  • more than a unilateral location
  • moderate or severe pain intensity
  • aggravated by or causing avoidance of routine physical activity

Headaches must also be accompanied by either nausea and/or vomiting or photophobia and phonophobia.

For chronic migraine sufferers, they have all the features listed prior, but attacks occur eight or more days a month for more than three months and can be accompanied by an aura (sensory changes that signal a migraine is about to come on).

I remember listening to a podcast that reviewed the historical treatment of women with pain whose etiology was unknown; opium was the drug of choice. I am sure a fair amount of these women probably were migraine sufferers. I am thankful that we have advanced our scientific knowledge of disease processes.

Today, the focus of treatment of migraine is first and foremost to prevent migraines for occurring. But for the acute migraine attack, immediate treatment options with proven efficacy include the triptans, ergotamine derivatives, non-steroidal anti-inflammatory drugs (NSAIDs) and acetaminophen with or without caffeine derivatives. The use of opioids is not recommended.

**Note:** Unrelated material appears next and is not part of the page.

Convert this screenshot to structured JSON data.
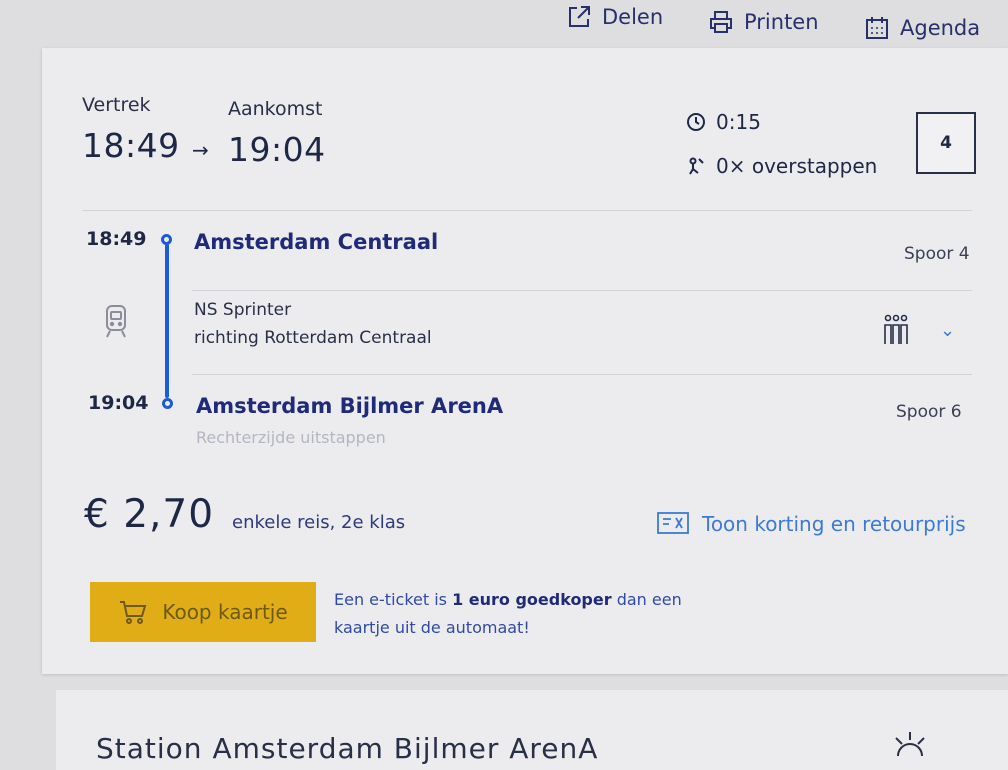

Medications that have established efficacy in preventing migraines include antiepileptics (Valproate, Topiramate), beta blockers (Metoprolol, Propanolol, Timolol) and the triptans (Sumitriptan, Frovitriptan). Antidepressants have also been touted as being effective and include the tricyclic antidepressants (Amitriptyline) and the serotonin/norepinephrine reuptake inhibitors (Venlafaxine).

But what if someone develops intolerable adverse reactions to these drugs? Unfortunately, it is common hence the creation of injectable medications. The most popular is Onabotulinumtoxin A or Botox (it is injected into 31 sites at 7 muscle groups in the neck, face and scalp bilaterally); however, it is only approved for chronic migraine. I dedicate part of my practice to migraine management with Botox, and have special training to do so. The other injectables are 3 monoclonal antibodies approved for both episodic and chronic migraine: Fremanezumab, Galcanezumab and Erenumab. Unfortunately, insurance coverage for these three is limited.

It would behoove me as a rehabilitation specialist and a practitioner of integrative medicine to mention the non-pharmacologic modalities that can be used in the management of migraine. Not everyone can tolerate the medications, and there are people who prefer to take a more active role in the management of their health. I always advise people who prefer to go at it on their own to seek professional medical evaluation first. The research has now shown that stress, menstruation, visual stimuli, weather changes, nitrates, fasting and wine are probable migraine trigger factors, while sleep disturbances and aspartame are possible migraine triggers. Emotional stress topped the list. Thus, there is evidence-based benefit to incorporating massage therapy, yoga, tai chi, meditation, craniosacral therapy, acupuncture and/or regular exercise into your health care routine to manage your life stressors. I am a trained Physician Acupuncturist for treatment of acute and chronic pain conditions.

So, for the migraine sufferers out there, do not give up hope. There is something out there that can help; don’t be afraid to ask and control those life stressors.

References: The American Headache society.
“The American Headache Society Position Statement
On Integrating New Migraine Treatments Into Clinical Practice.”
December 10, 2018. Up To Date.  Pathophysiology,
Clinical Manifestations and Diagnoses of Migraine in Adults.

About the Author

Janice Brown, MD, is a Physical Medicine and Rehabilitation Specialist who specializes in physical medicine, medical acupuncture, spasticity management and migraine management. She sees patients at the Bannasch Institute for Advanced Rehabilitation Medicine and the Grasslands Campus. To make an appointment, call 863.687.1250.